ISSN: 0731-7085
Publisher: Elsevier
Start Page: 82
End Page: 92
Journal / Book Title: Journal of Pharmaceutical and Biomedical Analysis
Volume: 123
Copyright Statement: © 2016 Elsevier B.V. All rights reserved. This manuscript is licensed under the Creative Commons Attribution-NonCommercial-NoDerivatives 4.0 International http://creativecommons.org/licenses/by-nc-nd/4.0/
Keywords: Science & Technology
Physical Sciences
Life Sciences & Biomedicine
Chemistry, Analytical
Pharmacology & Pharmacy
Chemistry
NMR-based pharmacometabonomics
Gut microbial co-metabolite
(+/-)-Venlafaxine
Xenometabolome
Multiorgan axis
Multivariate data analysis
TOTAL CORRELATION SPECTROSCOPY
GUT MICROBIOTA
BRAIN
IDENTIFICATION
DEPRESSION
SEROTONIN
DISEASE
ACCOUNT
MOUSE
(±)-Venlafaxine
Animals
Antidepressive Agents
Brain
Depression

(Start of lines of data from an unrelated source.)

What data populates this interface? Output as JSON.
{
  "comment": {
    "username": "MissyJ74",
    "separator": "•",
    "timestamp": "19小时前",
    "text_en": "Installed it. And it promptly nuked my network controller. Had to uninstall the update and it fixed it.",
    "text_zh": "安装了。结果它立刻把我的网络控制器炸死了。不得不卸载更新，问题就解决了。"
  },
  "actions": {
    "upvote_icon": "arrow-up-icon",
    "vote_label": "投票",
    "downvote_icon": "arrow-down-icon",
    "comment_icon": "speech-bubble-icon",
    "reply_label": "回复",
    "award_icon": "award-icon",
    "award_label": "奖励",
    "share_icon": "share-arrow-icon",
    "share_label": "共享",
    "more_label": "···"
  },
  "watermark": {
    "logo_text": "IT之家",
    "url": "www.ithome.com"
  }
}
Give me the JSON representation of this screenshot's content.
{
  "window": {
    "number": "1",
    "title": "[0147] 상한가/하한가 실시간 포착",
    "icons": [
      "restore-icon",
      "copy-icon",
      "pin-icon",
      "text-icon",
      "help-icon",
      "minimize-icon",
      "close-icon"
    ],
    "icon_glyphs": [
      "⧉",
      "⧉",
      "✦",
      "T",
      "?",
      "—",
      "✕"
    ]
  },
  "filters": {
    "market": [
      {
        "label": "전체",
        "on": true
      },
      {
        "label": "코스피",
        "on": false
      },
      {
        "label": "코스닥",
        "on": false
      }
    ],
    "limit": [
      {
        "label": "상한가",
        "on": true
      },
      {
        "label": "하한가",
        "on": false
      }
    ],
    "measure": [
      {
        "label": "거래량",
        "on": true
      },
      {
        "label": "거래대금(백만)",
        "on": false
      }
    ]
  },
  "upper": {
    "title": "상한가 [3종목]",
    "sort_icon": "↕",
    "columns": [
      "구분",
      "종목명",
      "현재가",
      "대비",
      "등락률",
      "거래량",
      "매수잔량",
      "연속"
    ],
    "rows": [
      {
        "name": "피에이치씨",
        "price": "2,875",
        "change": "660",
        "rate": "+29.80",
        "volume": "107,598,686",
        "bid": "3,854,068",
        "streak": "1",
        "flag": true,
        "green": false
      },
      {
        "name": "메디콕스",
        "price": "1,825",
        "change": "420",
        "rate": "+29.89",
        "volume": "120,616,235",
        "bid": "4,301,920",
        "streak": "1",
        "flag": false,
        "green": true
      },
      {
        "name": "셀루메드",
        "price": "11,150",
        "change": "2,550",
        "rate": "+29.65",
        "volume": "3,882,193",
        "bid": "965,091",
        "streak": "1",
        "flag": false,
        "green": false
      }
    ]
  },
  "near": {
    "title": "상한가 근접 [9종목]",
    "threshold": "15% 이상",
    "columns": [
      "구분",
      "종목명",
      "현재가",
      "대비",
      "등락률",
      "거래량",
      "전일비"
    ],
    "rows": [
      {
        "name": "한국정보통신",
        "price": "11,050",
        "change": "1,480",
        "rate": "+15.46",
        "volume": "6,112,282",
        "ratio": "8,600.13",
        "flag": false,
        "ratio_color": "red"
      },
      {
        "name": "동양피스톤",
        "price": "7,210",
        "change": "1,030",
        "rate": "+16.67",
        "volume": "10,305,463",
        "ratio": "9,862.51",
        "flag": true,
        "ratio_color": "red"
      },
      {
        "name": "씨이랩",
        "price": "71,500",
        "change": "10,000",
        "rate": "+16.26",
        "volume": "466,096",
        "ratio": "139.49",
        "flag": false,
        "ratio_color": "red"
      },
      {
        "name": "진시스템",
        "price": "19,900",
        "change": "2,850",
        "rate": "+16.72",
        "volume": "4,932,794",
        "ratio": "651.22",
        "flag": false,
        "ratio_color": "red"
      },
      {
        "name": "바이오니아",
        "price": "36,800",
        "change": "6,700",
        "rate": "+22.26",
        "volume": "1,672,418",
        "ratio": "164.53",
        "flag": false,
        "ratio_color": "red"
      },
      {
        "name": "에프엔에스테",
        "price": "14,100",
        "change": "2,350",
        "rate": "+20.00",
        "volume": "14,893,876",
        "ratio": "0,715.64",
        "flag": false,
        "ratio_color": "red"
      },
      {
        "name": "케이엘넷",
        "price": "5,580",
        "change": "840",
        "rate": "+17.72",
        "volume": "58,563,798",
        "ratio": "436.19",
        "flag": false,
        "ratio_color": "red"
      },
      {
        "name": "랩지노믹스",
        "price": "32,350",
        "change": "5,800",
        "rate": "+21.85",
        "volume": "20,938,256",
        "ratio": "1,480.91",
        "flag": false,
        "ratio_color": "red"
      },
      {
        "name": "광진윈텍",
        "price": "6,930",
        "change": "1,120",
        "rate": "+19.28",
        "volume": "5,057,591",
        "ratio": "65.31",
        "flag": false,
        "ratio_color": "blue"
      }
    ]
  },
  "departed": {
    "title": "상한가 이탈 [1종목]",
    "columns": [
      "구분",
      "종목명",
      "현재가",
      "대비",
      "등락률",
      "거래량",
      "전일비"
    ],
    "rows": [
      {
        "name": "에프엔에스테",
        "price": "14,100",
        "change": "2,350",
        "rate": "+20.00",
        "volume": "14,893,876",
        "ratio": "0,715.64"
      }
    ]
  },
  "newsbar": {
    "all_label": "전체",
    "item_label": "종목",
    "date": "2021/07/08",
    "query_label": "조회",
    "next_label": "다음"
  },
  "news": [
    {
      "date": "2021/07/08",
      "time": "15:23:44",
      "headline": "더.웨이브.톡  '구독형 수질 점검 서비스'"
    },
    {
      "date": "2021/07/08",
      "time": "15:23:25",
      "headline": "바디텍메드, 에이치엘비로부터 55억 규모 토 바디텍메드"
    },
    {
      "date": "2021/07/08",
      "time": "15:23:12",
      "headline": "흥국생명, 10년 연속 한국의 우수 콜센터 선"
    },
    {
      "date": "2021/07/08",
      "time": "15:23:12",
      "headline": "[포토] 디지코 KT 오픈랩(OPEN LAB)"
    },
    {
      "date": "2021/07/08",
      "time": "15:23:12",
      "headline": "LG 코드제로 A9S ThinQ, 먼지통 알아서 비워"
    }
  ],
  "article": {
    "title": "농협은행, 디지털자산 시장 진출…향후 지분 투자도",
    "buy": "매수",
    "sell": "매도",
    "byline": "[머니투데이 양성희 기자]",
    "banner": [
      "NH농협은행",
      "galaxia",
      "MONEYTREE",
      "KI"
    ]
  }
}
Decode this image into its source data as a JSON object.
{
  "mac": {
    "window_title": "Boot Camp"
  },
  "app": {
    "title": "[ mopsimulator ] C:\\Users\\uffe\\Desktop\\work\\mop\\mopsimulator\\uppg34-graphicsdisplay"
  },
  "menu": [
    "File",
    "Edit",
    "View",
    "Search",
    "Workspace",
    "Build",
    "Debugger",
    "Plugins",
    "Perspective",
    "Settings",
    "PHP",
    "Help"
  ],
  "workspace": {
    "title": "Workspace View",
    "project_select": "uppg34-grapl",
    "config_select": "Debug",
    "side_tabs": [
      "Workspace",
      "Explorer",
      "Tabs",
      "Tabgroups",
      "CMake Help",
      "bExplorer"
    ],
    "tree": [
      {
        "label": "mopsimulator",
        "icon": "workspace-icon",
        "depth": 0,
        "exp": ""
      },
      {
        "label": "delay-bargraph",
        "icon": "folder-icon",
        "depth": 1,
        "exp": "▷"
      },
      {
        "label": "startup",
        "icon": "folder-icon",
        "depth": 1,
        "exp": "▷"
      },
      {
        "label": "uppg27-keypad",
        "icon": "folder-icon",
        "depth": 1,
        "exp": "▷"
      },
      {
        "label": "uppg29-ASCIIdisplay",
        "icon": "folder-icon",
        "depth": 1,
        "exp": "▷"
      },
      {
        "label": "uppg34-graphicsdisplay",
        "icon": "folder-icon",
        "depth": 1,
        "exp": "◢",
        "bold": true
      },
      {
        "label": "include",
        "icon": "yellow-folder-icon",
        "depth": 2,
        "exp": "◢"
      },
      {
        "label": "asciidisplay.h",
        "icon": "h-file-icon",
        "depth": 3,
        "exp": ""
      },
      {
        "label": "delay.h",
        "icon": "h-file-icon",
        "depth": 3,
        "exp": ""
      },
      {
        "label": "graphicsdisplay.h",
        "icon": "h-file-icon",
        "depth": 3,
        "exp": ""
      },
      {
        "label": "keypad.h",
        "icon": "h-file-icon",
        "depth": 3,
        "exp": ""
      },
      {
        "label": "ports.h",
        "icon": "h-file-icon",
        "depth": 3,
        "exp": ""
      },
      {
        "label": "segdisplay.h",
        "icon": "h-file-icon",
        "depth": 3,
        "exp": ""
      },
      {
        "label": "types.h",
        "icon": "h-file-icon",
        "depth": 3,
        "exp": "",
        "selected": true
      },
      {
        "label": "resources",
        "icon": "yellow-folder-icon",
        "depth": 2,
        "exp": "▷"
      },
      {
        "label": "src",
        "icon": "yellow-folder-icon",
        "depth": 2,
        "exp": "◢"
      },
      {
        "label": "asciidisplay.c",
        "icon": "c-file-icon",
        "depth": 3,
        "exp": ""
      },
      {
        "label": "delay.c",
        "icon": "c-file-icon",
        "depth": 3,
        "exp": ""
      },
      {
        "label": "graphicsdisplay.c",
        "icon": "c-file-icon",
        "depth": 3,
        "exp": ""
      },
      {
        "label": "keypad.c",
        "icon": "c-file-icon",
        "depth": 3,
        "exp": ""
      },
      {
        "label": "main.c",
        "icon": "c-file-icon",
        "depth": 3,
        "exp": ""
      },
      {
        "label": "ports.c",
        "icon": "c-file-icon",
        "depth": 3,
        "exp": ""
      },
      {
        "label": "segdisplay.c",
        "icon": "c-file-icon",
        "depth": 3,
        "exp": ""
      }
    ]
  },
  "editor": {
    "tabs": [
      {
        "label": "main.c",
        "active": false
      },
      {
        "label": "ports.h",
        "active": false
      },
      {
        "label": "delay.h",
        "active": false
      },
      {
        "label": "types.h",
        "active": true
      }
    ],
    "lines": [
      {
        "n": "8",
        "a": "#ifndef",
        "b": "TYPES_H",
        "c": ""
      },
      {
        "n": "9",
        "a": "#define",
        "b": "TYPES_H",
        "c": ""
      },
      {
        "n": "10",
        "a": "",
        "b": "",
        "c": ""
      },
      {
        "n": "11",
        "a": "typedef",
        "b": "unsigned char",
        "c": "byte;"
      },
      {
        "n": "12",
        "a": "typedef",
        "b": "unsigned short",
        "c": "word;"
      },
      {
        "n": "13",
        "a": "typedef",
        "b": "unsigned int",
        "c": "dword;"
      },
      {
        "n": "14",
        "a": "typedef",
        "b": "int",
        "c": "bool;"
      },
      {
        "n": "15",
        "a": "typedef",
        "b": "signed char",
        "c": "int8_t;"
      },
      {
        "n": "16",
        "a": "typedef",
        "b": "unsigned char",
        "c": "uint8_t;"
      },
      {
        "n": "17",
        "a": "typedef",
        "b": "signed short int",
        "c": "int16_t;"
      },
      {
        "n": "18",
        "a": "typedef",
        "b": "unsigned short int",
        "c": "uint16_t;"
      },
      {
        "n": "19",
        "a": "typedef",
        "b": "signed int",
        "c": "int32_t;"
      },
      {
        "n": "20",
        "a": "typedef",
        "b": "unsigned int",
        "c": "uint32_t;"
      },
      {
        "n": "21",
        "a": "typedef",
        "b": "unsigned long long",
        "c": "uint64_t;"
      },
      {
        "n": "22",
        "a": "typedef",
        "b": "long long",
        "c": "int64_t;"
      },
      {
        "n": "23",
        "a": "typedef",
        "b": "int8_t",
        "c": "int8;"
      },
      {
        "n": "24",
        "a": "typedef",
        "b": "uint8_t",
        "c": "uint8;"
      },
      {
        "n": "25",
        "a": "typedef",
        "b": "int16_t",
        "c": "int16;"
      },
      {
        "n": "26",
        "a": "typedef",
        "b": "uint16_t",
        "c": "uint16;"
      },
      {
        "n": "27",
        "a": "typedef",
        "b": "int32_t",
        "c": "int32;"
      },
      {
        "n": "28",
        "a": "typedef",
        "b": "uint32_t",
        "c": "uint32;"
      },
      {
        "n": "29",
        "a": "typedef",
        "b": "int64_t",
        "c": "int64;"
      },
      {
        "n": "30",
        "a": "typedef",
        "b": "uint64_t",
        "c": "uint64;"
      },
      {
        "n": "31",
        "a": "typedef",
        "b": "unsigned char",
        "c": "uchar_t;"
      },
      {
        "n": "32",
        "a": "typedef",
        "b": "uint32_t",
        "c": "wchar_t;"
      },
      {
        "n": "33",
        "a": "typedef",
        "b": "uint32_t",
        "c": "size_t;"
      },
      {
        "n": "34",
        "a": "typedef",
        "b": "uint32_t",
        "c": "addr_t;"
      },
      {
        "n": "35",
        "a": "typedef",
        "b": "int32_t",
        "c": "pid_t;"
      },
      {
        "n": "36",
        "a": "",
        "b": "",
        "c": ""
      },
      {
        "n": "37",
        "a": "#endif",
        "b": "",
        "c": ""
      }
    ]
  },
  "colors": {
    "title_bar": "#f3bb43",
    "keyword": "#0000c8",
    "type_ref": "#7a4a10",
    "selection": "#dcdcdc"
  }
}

Desvenlafaxine Succinate
Feces
Female
Magnetic Resonance Imaging
Metabolomics
Neurotransmitter Agents
Norepinephrine
Rats
Rats, Wistar
Serotonin Uptake Inhibitors
Urine
Venlafaxine Hydrochloride
0301 Analytical Chemistry
1115 Pharmacology And Pharmaceutical Sciences
Analytical Chemistry
Publication Status: Published
Appears in Collections:Division of Surgery
Department of Medicine
Faculty of Medicine



Items in DSpace are protected by copyright, with all rights reserved, unless otherwise indicated.

Creative Commonsx